At first I asked myself, so what? So what if there are cabinets stacked from head to toe with everyday pills and special medicines that you could find at the local chemist, or cigarette butts, a room of surgical equipment, or spot variations everywhere? After leaving the exhibition when I first saw it I was torn. I was not sure if I liked what I saw or if I was disgusted by it and the artist. Only during the second viewing did I begin to appreciate what I saw at the Damien Hirst exhibition at the Tate Modern.
The pretentions of contemporary art are addressed in the first room; coloured pots and pans displayed in a line, “art” which I am not a fan of because I feel like I am searching for meaning when really all I see are pots and pans. However, what I found especially intriguing in this room was a picture of Hirst as a teenager posing next to a dead head. The contrast in expressions are particularly interesting; a smiling Damien next to a squashed facial expression of a decapitated man. From the off, I was confused by Hirst’s thinking but also intrigued by the artist who had the courage to put his head within a few centimetres of a dead man.
The second room was far more interesting. Behold, here was A Thousand Years, an installation I was excited but apprehensive to see, and I was not disappointed. A large glass case divided in two; one half containing a box with unborn flies the other half containing a cow’s head and an insect-o-cutor. In both: houseflies flying, and houseflies dead, on the floor and in the tray of the insect killer. The concept simple: the lifecycle, but in an unnatural setting. I found this installation disgusting but riveting. I had conflicting emotions of intrigue and not wanting to look, and the second time I visited the exhibition I observed it for longer; the spontaneity of flight, the eyes of the cow, the death incurred on the insect killer.
“A Thousand Years” Photograph: Damien Hirst and Science Ltd/Prudence Cuming Associates
The Mother and Child Divided was another installation I was excited to see. I thought it was cruel to see both mother and child divided in two, revealing their insides. I couldn’t help but ask is this art, or a science lesson? I walked cautiously in between the two halves of the cow, seeing the tongue, stomachs, intestines, all pickled in formaldehyde. I saw in a documentary about the exhibition that the first time Hirst cut through the cow, he cut the head in an awkward angle and so had to start from scratch. Is this right? Killing animals for art? This made me feel sceptical about Hirst’s art as these animals were killed for the purpose of being exhibited. I even felt a little sorry for the houseflies.
The butterfly house (In and Out of Love) was thrilling and frightening for me. I feared the unpredictability of the butterflies, regardless of how beautiful and graceful they were. I felt embarrassed at how on edge I was whilst everyone else happily allowed the butterflies to perch on them; they looked like giant moths to me. Once again the lifecycle is presented in an unnatural setting; we are transported to the tropics for mere minutes, but once we leave, are brought back to reality. What is sad about the butterflies included in the exhibition is that they were bred to be included in his artwork; the stained glass windows made with butterfly wings I think are the most beautiful pieces of work in the exhibition.

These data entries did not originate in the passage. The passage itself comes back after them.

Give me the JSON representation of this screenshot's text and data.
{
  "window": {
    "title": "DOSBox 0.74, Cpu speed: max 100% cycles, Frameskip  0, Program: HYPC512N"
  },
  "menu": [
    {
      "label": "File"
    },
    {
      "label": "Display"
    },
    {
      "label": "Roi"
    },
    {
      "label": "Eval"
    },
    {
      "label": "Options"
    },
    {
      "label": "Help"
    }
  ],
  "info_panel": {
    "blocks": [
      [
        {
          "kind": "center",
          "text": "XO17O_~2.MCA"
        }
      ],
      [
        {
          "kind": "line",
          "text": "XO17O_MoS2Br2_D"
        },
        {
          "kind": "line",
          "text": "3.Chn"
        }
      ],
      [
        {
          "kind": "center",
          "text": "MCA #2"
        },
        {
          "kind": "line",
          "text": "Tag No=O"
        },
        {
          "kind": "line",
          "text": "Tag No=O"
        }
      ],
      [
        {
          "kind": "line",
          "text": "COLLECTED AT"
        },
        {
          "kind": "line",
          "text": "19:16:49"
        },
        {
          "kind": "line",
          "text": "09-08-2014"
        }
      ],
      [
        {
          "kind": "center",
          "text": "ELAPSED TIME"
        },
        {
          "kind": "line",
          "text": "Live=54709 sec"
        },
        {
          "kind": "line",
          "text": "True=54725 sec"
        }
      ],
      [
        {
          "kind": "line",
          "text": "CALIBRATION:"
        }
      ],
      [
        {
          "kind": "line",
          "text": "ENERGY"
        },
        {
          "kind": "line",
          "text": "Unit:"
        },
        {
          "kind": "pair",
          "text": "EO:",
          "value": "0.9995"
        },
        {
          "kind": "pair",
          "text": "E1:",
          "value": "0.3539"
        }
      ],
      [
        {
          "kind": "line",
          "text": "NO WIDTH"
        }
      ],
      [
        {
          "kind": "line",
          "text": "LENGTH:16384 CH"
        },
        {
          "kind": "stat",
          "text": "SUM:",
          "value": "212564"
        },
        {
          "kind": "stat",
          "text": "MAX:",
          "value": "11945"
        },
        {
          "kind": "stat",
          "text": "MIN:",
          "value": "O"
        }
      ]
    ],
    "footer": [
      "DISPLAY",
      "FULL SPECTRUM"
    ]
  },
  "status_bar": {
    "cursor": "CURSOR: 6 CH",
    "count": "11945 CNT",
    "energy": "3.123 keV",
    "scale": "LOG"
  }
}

The exhibition ends with a dove suspended in a tank of formaldehyde. After all the expressions of death’s inevitability and uncertainty of life, we are left with the symbol of hope. I left the exhibition feeling somewhat uplifted, and my opinion of Hirst had changed. I felt he was not only a fantastic artist, but also a genius. This exhibition is definitely worth visiting because it shocks, but is also very beautiful.